Insect Portraits - This is amazing stuff. “The ‘portraits’, taken with a scanning electron microsope (SEM) by Steve Gschmeissner, reveal the tiny world that surounds us, yet still evades our view.”

Who’s Your Daddy? - I must be getting old. “The freshmen class entering college this Fall has no remembrance of what life was like before the Internet, what this whole Communist Party fuss was about in Russia, and that Amazon was once just known as a river in South America. Ferris Bueller is old enough to be their dad, and they probably don’t know the name of the bar where everybody knows your name.”

Don’t Eat the Placentas! - It’s not the article I am linking to here as much as one of the paragraphs; it struck me as being near-brilliant. “Most of the time I regard magazines as a treat. I read them when I’m taking a bath, when I’m traveling, or when I’m having a meal alone. They’re the potato chips of my reading life: I can grab a handful, feel a twinge of self-indulgence, and yet feel good about not destroying my appetite for more serious stuff.”
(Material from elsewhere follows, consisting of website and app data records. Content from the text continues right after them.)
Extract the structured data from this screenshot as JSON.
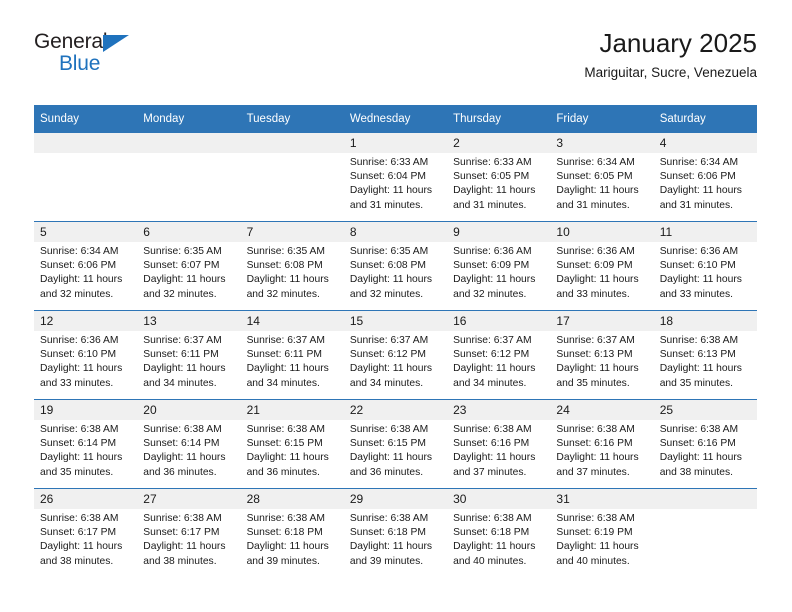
{
  "brand": {
    "name_part1": "General",
    "name_part2": "Blue",
    "triangle_color": "#1f72bd",
    "text_color": "#231f20"
  },
  "header": {
    "title": "January 2025",
    "subtitle": "Mariguitar, Sucre, Venezuela"
  },
  "theme": {
    "header_blue": "#2e75b6",
    "daynum_bg": "#f0f0f0",
    "text": "#1a1a1a"
  },
  "calendar": {
    "weekday_headers": [
      "Sunday",
      "Monday",
      "Tuesday",
      "Wednesday",
      "Thursday",
      "Friday",
      "Saturday"
    ],
    "labels": {
      "sunrise": "Sunrise:",
      "sunset": "Sunset:",
      "daylight": "Daylight:"
    },
    "weeks": [
      [
        {
          "day": "",
          "blank": true
        },
        {
          "day": "",
          "blank": true
        },
        {
          "day": "",
          "blank": true
        },
        {
          "day": "1",
          "sunrise": "Sunrise: 6:33 AM",
          "sunset": "Sunset: 6:04 PM",
          "daylight": "Daylight: 11 hours and 31 minutes."
        },
        {
          "day": "2",
          "sunrise": "Sunrise: 6:33 AM",
          "sunset": "Sunset: 6:05 PM",
          "daylight": "Daylight: 11 hours and 31 minutes."
        },
        {
          "day": "3",
          "sunrise": "Sunrise: 6:34 AM",
          "sunset": "Sunset: 6:05 PM",
          "daylight": "Daylight: 11 hours and 31 minutes."
        },
        {
          "day": "4",
          "sunrise": "Sunrise: 6:34 AM",
          "sunset": "Sunset: 6:06 PM",
          "daylight": "Daylight: 11 hours and 31 minutes."
        }
      ],
      [
        {
          "day": "5",
          "sunrise": "Sunrise: 6:34 AM",
          "sunset": "Sunset: 6:06 PM",
          "daylight": "Daylight: 11 hours and 32 minutes."
        },
        {
          "day": "6",
          "sunrise": "Sunrise: 6:35 AM",
          "sunset": "Sunset: 6:07 PM",
          "daylight": "Daylight: 11 hours and 32 minutes."
        },
        {
          "day": "7",
          "sunrise": "Sunrise: 6:35 AM",
          "sunset": "Sunset: 6:08 PM",
          "daylight": "Daylight: 11 hours and 32 minutes."
        },
        {
          "day": "8",
          "sunrise": "Sunrise: 6:35 AM",
          "sunset": "Sunset: 6:08 PM",
          "daylight": "Daylight: 11 hours and 32 minutes."
        },
        {
          "day": "9",
          "sunrise": "Sunrise: 6:36 AM",
          "sunset": "Sunset: 6:09 PM",
          "daylight": "Daylight: 11 hours and 32 minutes."
        },
        {
          "day": "10",
          "sunrise": "Sunrise: 6:36 AM",
          "sunset": "Sunset: 6:09 PM",
          "daylight": "Daylight: 11 hours and 33 minutes."
        },
        {
          "day": "11",
          "sunrise": "Sunrise: 6:36 AM",
          "sunset": "Sunset: 6:10 PM",
          "daylight": "Daylight: 11 hours and 33 minutes."
        }
      ],
      [
        {
          "day": "12",
          "sunrise": "Sunrise: 6:36 AM",
          "sunset": "Sunset: 6:10 PM",
          "daylight": "Daylight: 11 hours and 33 minutes."
        },
        {
          "day": "13",
          "sunrise": "Sunrise: 6:37 AM",
          "sunset": "Sunset: 6:11 PM",
          "daylight": "Daylight: 11 hours and 34 minutes."
        },
        {
          "day": "14",
          "sunrise": "Sunrise: 6:37 AM",
          "sunset": "Sunset: 6:11 PM",
          "daylight": "Daylight: 11 hours and 34 minutes."
        },
        {
          "day": "15",
          "sunrise": "Sunrise: 6:37 AM",
          "sunset": "Sunset: 6:12 PM",
          "daylight": "Daylight: 11 hours and 34 minutes."
        },
        {
          "day": "16",
          "sunrise": "Sunrise: 6:37 AM",
          "sunset": "Sunset: 6:12 PM",
          "daylight": "Daylight: 11 hours and 34 minutes."
        },
        {
          "day": "17",
          "sunrise": "Sunrise: 6:37 AM",
          "sunset": "Sunset: 6:13 PM",
          "daylight": "Daylight: 11 hours and 35 minutes."
        },
        {
          "day": "18",
          "sunrise": "Sunrise: 6:38 AM",
          "sunset": "Sunset: 6:13 PM",
          "daylight": "Daylight: 11 hours and 35 minutes."
        }
      ],
      [
        {
          "day": "19",
          "sunrise": "Sunrise: 6:38 AM",
          "sunset": "Sunset: 6:14 PM",
          "daylight": "Daylight: 11 hours and 35 minutes."
        },
        {
          "day": "20",
          "sunrise": "Sunrise: 6:38 AM",
          "sunset": "Sunset: 6:14 PM",
          "daylight": "Daylight: 11 hours and 36 minutes."
        },
        {
          "day": "21",
          "sunrise": "Sunrise: 6:38 AM",
          "sunset": "Sunset: 6:15 PM",
          "daylight": "Daylight: 11 hours and 36 minutes."
        },
        {
          "day": "22",
          "sunrise": "Sunrise: 6:38 AM",
          "sunset": "Sunset: 6:15 PM",
          "daylight": "Daylight: 11 hours and 36 minutes."
        },
        {
          "day": "23",
          "sunrise": "Sunrise: 6:38 AM",
          "sunset": "Sunset: 6:16 PM",
          "daylight": "Daylight: 11 hours and 37 minutes."
        },
        {
          "day": "24",
          "sunrise": "Sunrise: 6:38 AM",
          "sunset": "Sunset: 6:16 PM",
          "daylight": "Daylight: 11 hours and 37 minutes."
        },
        {
          "day": "25",
          "sunrise": "Sunrise: 6:38 AM",
          "sunset": "Sunset: 6:16 PM",
          "daylight": "Daylight: 11 hours and 38 minutes."
        }
      ],
      [
        {
          "day": "26",
          "sunrise": "Sunrise: 6:38 AM",
          "sunset": "Sunset: 6:17 PM",
          "daylight": "Daylight: 11 hours and 38 minutes."
        },
        {
          "day": "27",
          "sunrise": "Sunrise: 6:38 AM",
          "sunset": "Sunset: 6:17 PM",
          "daylight": "Daylight: 11 hours and 38 minutes."
        },
        {
          "day": "28",
          "sunrise": "Sunrise: 6:38 AM",
          "sunset": "Sunset: 6:18 PM",
          "daylight": "Daylight: 11 hours and 39 minutes."
        },
        {
          "day": "29",
          "sunrise": "Sunrise: 6:38 AM",
          "sunset": "Sunset: 6:18 PM",
          "daylight": "Daylight: 11 hours and 39 minutes."
        },
        {
          "day": "30",
          "sunrise": "Sunrise: 6:38 AM",
          "sunset": "Sunset: 6:18 PM",
          "daylight": "Daylight: 11 hours and 40 minutes."
        },
        {
          "day": "31",
          "sunrise": "Sunrise: 6:38 AM",
          "sunset": "Sunset: 6:19 PM",
          "daylight": "Daylight: 11 hours and 40 minutes."
        },
        {
          "day": "",
          "blank": true
        }
      ]
    ]
  }
}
Consecutive Expository Preaching - David Murray writes about the pros and cons of consecutive expository preaching (i.e. preaching through books of the Bible in a verse-by-verse fashion).

Dominionists - Douglas Groothuis: “In the August 15 issue of The New Yorker, Ryan Lizza asserts that Bachmann has been ideologically shaped by ‘exotic’ thinkers of the dominionist stripe who pose a threat to our secular political institutions. The piece—and the much of the subsequent reaction to it the media—is a calamity of confusion, conflation, and obfuscation.”

If you would have God hear you when you pray, you must hear him when he speaks. —Thomas Brooks

August 24, 2011

Gospel-Centered Family - Westminster Books has Tim Chester’s Gospel-Centered Family on sale for just $3.99. “Many books aim to raise up competent, balanced parents and well-trained, well-rounded children. But Tim Chester and Ed Moll focus on families growing God-knowing, Christ-confessing, grace-receiving, servant-hearted, mission-minded believers-adults and children together.”

9 Core Principles of Writing - Matt Perman offers up 9 core principles that will be useful to any writer.

Settle Down - John MacArthur has another article for the Young, Restless and Reformed crowd. I suspect that this one will ruffle fewer feathers than the last two.

Earthquake Tweets - Here is a round-up of the top politically-themed earthquake tweets from yesterday. A favorite: “Breaking: Obama administration points out they ‘inherited’ fault lines from previous administrations.”

Reading “Pinocchio” on Paper - Scott Simon, writing for WSJ, tells about the joy of reading a book to his daughters. As in a real, printed-on-paper kind of book.

4-Year Old Preacher - This is awful on so many different levels. “He’s only a pre-schooler, but Kanon Tipton has become a YouTube sensation with his pentecostal preaching. … Damon Tipton, who has been pastor of The Pentecostals of Grenada since 2008, believes it’s a little of both mimicking and a calling.”

Table Manners - Russell Moore’s article on the importance of fencing the Lord’s Table makes for a thought-provoking read.

Worry over poverty is as fatal to spiritual fruitfulness as is gloating over wealth. —A.W. Pink